Our patients were identified blind to a review of their MRI and MRV (although in the knowledge that they must have been reported as showing no evidence of sinus thrombosis). True normal controls were identified by interview before they were scanned. Otherwise this study was unblinded. Patients had had a variety of non-standardised MRI and MRV examinations. Controls were scanned according to a defined protocol. It would have been impossible to blind the observers to the imaging of patients versus controls. Inevitably, therefore, there will have been some bias in the reporting of the two groups, but the differences between them are so striking that this is unlikely to have influenced the results significantly.

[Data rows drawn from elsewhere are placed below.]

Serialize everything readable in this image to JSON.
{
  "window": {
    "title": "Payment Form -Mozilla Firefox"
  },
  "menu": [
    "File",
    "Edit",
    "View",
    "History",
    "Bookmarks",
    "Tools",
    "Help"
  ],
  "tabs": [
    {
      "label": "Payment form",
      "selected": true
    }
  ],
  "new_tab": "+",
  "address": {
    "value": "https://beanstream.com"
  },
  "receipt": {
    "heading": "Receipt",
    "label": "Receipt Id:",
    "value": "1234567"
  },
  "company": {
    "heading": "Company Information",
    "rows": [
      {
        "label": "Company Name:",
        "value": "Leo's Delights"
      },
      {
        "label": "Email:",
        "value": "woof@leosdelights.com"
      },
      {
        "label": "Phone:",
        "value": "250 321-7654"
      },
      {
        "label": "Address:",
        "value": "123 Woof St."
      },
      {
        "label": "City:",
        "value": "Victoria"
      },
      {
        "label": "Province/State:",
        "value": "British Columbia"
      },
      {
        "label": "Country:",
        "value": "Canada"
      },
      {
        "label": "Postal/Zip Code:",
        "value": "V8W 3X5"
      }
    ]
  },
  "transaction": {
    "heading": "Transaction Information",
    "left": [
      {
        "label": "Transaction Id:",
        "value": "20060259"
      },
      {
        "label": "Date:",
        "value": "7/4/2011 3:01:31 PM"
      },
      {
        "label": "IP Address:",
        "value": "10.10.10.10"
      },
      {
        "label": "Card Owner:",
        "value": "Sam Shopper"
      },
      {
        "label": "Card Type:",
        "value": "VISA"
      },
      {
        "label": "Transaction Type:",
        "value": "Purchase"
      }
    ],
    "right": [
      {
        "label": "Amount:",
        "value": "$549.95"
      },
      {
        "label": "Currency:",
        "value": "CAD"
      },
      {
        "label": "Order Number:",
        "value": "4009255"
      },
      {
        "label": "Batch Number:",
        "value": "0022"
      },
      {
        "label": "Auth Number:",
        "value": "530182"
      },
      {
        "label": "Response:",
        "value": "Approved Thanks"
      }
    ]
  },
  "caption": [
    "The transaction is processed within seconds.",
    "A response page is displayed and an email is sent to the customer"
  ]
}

MRV in patients with idiopathic intracranial hypertension commonly presents a pattern of bilateral lateral sinus defects rarely seen in asymptomatic controls. This result, at variance with published reports, implies a historical failure to separate patients with unrecognised venous sinus disease from healthy subjects in control populations, and implies a widespread failure to differentiate between normal variant and disease on MRV in clinical practice. This is highly relevant in the light of recent proposals regarding the aetiology and management of this condition.



  • Competing interests: none declared